In the Neo-Impressionist painting "Stillleben mit Zitronen", the pictorial effect is determined by a free use of colour and form as well as a dissolution of traditional perspective. A plate with two lemons is presented on a table board whose surface is shaped with a coarse blue brushstroke. A mask-like doll's head peeps out from behind a bulge in the blue tablecloth. Behind it a draped orange textile piles up, forming the centre of the picture and a wicker armchair with a green cushion represents the flat, indistinct background.
As in many pictures, Amiet relies in this still life on the effect of complementary contrasts: here, vibrant yellow tones contrast with a bright blue, and a darker orange with a harmonious shade of green.

About artist
Cuno Amiet
Solothurn, CH, 1886 — 1961

Cuno Amiet (28.3.1868, Solothurn - 6.7.1961, Oschwand) painted his first self-portrait at the age of 15. In 1884 he met the painter Frank Buchser, who became his teacher for the following two years. In the autumn of 1886, Amiet went to Munich and studied at the Academy of Fine Arts. In 1887 he met Giovanni Giacometti, who became his lifelong friend. The following year they travelled to Paris together and Amiet began his studies at the Académie Julian. From 1892, however, Amiet became increasingly dissatisfied with the academy classes and went to Pont-Aven, where he discovered Gauguin and van Gogh and laid the foundations for his colourism.

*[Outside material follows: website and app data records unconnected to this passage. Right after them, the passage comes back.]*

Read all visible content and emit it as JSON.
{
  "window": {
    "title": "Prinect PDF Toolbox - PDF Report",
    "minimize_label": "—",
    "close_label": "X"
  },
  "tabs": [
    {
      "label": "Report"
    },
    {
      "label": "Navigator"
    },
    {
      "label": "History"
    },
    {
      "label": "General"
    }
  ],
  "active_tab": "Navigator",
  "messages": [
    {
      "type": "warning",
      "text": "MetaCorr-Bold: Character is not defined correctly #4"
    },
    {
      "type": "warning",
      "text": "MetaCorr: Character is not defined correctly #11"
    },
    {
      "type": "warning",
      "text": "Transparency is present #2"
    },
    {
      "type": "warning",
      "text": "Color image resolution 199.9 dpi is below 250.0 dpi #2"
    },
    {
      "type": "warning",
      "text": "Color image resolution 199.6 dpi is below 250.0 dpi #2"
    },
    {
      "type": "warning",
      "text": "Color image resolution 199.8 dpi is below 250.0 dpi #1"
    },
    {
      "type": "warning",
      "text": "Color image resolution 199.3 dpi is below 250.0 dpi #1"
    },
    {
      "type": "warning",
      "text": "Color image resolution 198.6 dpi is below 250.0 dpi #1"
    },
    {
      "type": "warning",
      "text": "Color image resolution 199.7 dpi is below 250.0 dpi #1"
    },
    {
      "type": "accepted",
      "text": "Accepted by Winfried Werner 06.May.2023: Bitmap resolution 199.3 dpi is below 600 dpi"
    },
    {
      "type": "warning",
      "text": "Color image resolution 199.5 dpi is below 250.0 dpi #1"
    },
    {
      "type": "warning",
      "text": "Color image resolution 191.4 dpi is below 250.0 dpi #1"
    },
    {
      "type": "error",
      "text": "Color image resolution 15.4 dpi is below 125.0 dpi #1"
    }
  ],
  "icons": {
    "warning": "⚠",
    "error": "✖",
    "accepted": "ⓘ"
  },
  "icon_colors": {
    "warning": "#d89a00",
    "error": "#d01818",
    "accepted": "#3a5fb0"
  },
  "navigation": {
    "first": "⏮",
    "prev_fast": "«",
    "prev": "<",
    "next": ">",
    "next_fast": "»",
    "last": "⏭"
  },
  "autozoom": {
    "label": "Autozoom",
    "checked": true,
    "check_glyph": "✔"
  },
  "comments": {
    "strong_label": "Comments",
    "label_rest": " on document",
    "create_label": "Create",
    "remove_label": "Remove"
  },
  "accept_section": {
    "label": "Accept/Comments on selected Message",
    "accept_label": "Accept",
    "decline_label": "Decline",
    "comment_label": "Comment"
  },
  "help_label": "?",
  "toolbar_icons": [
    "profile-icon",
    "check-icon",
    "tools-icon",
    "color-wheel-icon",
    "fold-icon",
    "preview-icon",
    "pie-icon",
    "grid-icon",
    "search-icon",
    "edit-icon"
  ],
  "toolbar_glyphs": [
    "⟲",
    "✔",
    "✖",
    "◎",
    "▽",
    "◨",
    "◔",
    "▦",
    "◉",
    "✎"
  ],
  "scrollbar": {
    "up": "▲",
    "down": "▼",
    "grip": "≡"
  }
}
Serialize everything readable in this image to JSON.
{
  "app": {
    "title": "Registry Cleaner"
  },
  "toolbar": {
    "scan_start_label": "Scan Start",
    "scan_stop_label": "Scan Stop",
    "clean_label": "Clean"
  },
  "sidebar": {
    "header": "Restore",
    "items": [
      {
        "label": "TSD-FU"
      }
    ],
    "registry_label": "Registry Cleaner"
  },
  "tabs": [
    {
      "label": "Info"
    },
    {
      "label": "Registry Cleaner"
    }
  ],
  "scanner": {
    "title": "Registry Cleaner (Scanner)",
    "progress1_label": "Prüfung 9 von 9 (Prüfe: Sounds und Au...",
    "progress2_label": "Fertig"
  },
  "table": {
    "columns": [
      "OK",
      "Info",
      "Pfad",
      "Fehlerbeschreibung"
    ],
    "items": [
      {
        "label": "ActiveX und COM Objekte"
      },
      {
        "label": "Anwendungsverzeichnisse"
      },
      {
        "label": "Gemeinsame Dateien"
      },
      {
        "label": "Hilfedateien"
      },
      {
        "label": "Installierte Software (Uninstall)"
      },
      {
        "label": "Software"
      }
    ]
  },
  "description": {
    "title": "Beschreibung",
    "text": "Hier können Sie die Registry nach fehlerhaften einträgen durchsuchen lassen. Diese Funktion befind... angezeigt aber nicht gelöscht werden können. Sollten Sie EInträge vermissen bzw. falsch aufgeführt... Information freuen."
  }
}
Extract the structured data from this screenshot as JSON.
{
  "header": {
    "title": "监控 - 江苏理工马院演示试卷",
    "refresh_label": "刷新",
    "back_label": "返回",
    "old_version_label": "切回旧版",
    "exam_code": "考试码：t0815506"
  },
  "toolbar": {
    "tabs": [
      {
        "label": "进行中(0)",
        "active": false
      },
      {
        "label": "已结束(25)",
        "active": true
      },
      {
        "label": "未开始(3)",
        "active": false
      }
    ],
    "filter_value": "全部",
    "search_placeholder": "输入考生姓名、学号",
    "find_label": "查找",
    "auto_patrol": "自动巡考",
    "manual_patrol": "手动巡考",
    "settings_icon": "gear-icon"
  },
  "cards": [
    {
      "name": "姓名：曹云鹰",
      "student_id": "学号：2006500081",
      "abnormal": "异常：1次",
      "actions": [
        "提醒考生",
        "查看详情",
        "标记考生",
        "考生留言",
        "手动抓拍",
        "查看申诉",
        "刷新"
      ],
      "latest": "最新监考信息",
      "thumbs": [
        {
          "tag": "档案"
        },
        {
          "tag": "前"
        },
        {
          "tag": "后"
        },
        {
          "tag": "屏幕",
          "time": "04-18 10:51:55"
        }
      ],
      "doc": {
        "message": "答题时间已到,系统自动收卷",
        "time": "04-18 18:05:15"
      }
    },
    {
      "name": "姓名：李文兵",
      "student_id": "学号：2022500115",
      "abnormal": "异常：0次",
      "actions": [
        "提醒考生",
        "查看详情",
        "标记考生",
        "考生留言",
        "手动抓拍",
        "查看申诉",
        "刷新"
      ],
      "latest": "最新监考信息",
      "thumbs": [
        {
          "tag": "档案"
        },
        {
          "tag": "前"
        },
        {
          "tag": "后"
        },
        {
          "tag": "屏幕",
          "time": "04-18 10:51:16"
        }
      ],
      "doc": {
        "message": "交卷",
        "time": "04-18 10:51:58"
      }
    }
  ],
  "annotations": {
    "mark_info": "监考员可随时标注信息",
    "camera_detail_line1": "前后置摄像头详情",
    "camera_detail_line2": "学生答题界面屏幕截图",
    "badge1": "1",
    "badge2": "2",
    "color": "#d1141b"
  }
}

In 1894 he exhibited at the Kunsthalle Basel, but his use of pure colours was largely rejected by the art critics. In 1898 he was commissioned to make a portrait of Ferdinand Hodler, whereby an intense contact between these artists was created and Amiet began to be interested in Art Nouveau.
In 1905 Amiet had an exhibition at the Galerie Richter in Dresden, where the Brücke artists became aware of him. In 1906, Erich Heckel invited Amiet to become a member, and in the same year he took part in the first Brücke exhibition in Dresden.
In 1914 Amiet received a solo exhibition at the Kunsthaus Zurich with a display of 124 works. In 1919 he was awarded an honorary doctorate from the University of Bern. Today Cuno Amiet counts as one of the most important pioneers of classical modernism in Switzerland.